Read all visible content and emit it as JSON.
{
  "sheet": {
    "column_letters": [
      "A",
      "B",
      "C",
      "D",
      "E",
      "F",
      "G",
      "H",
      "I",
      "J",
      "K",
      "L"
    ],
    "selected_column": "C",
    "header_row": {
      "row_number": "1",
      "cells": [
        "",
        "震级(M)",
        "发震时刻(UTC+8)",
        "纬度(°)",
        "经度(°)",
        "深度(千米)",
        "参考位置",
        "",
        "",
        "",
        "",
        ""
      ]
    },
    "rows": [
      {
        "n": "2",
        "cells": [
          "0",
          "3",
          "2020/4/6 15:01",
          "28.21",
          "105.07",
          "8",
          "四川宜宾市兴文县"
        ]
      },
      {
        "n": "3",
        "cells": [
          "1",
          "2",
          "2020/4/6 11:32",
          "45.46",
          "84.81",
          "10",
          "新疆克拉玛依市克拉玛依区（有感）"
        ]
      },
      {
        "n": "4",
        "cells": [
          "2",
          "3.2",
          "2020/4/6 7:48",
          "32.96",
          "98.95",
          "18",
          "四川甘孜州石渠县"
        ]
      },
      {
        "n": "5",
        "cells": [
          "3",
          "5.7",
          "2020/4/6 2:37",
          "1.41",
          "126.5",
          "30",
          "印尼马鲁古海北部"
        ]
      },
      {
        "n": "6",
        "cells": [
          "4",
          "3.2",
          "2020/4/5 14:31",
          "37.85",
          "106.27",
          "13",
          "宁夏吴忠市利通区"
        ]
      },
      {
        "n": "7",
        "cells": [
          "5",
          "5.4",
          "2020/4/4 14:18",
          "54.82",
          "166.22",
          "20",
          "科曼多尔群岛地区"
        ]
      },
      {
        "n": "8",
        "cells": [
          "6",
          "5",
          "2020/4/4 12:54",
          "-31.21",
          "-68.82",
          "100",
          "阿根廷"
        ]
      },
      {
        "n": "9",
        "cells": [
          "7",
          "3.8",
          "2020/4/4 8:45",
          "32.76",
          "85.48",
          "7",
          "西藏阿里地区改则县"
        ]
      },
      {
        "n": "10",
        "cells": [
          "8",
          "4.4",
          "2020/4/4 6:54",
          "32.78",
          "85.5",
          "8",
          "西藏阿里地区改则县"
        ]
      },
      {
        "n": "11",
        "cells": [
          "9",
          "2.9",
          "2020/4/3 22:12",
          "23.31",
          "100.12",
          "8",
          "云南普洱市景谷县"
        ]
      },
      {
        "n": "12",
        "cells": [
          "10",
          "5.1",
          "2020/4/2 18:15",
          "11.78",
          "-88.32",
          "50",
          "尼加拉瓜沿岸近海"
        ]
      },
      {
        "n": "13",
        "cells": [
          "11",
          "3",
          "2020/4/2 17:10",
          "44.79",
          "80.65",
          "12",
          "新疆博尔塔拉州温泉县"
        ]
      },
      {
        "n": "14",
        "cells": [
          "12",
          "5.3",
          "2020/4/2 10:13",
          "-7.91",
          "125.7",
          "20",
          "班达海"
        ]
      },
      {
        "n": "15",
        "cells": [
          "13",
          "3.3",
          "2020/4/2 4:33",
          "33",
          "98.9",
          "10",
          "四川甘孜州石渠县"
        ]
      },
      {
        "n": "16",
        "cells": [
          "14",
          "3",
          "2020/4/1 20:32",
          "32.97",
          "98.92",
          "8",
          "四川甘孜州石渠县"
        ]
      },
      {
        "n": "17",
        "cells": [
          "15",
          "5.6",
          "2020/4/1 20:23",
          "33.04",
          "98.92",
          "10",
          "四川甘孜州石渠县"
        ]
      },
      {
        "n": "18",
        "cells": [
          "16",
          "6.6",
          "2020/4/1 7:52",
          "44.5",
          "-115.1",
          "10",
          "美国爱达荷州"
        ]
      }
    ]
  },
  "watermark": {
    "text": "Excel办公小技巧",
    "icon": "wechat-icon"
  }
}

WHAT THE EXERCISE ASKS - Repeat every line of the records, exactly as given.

WRITTEN ANSWER -
Read all visible content and emit it as JSON.
{
  "sheet": {
    "column_letters": [
      "A",
      "B",
      "C",
      "D",
      "E",
      "F",
      "G",
      "H",
      "I",
      "J",
      "K",
      "L"
    ],
    "selected_column": "C",
    "header_row": {
      "row_number": "1",
      "cells": [
        "",
        "震级(M)",
        "发震时刻(UTC+8)",
        "纬度(°)",
        "经度(°)",
        "深度(千米)",
        "参考位置",
        "",
        "",
        "",
        "",
        ""
      ]
    },
    "rows": [
      {
        "n": "2",
        "cells": [
          "0",
          "3",
          "2020/4/6 15:01",
          "28.21",
          "105.07",
          "8",
          "四川宜宾市兴文县"
        ]
      },
      {
        "n": "3",
        "cells": [
          "1",
          "2",
          "2020/4/6 11:32",
          "45.46",
          "84.81",
          "10",
          "新疆克拉玛依市克拉玛依区（有感）"
        ]
      },
      {
        "n": "4",
        "cells": [
          "2",
          "3.2",
          "2020/4/6 7:48",
          "32.96",
          "98.95",
          "18",
          "四川甘孜州石渠县"
        ]
      },
      {
        "n": "5",
        "cells": [
          "3",
          "5.7",
          "2020/4/6 2:37",
          "1.41",
          "126.5",
          "30",
          "印尼马鲁古海北部"
        ]
      },
      {
        "n": "6",
        "cells": [
          "4",
          "3.2",
          "2020/4/5 14:31",
          "37.85",
          "106.27",
          "13",
          "宁夏吴忠市利通区"
        ]
      },
      {
        "n": "7",
        "cells": [
          "5",
          "5.4",
          "2020/4/4 14:18",
          "54.82",
          "166.22",
          "20",
          "科曼多尔群岛地区"
        ]
      },
      {
        "n": "8",
        "cells": [
          "6",
          "5",
          "2020/4/4 12:54",
          "-31.21",
          "-68.82",
          "100",
          "阿根廷"
        ]
      },
      {
        "n": "9",
        "cells": [
          "7",
          "3.8",
          "2020/4/4 8:45",
          "32.76",
          "85.48",
          "7",
          "西藏阿里地区改则县"
        ]
      },
      {
        "n": "10",
        "cells": [
          "8",
          "4.4",
          "2020/4/4 6:54",
          "32.78",
          "85.5",
          "8",
          "西藏阿里地区改则县"
        ]
      },
      {
        "n": "11",
        "cells": [
          "9",
          "2.9",
          "2020/4/3 22:12",
          "23.31",
          "100.12",
          "8",
          "云南普洱市景谷县"
        ]
      },
      {
        "n": "12",
        "cells": [
          "10",
          "5.1",
          "2020/4/2 18:15",
          "11.78",
          "-88.32",
          "50",
          "尼加拉瓜沿岸近海"
        ]
      },
      {
        "n": "13",
        "cells": [
          "11",
          "3",
          "2020/4/2 17:10",
          "44.79",
          "80.65",
          "12",
          "新疆博尔塔拉州温泉县"
        ]
      },
      {
        "n": "14",
        "cells": [
          "12",
          "5.3",
          "2020/4/2 10:13",
          "-7.91",
          "125.7",
          "20",
          "班达海"
        ]
      },
      {
        "n": "15",
        "cells": [
          "13",
          "3.3",
          "2020/4/2 4:33",
          "33",
          "98.9",
          "10",
          "四川甘孜州石渠县"
        ]
      },
      {
        "n": "16",
        "cells": [
          "14",
          "3",
          "2020/4/1 20:32",
          "32.97",
          "98.92",
          "8",
          "四川甘孜州石渠县"
        ]
      },
      {
        "n": "17",
        "cells": [
          "15",
          "5.6",
          "2020/4/1 20:23",
          "33.04",
          "98.92",
          "10",
          "四川甘孜州石渠县"
        ]
      },
      {
        "n": "18",
        "cells": [
          "16",
          "6.6",
          "2020/4/1 7:52",
          "44.5",
          "-115.1",
          "10",
          "美国爱达荷州"
        ]
      }
    ]
  },
  "watermark": {
    "text": "Excel办公小技巧",
    "icon": "wechat-icon"
  }
}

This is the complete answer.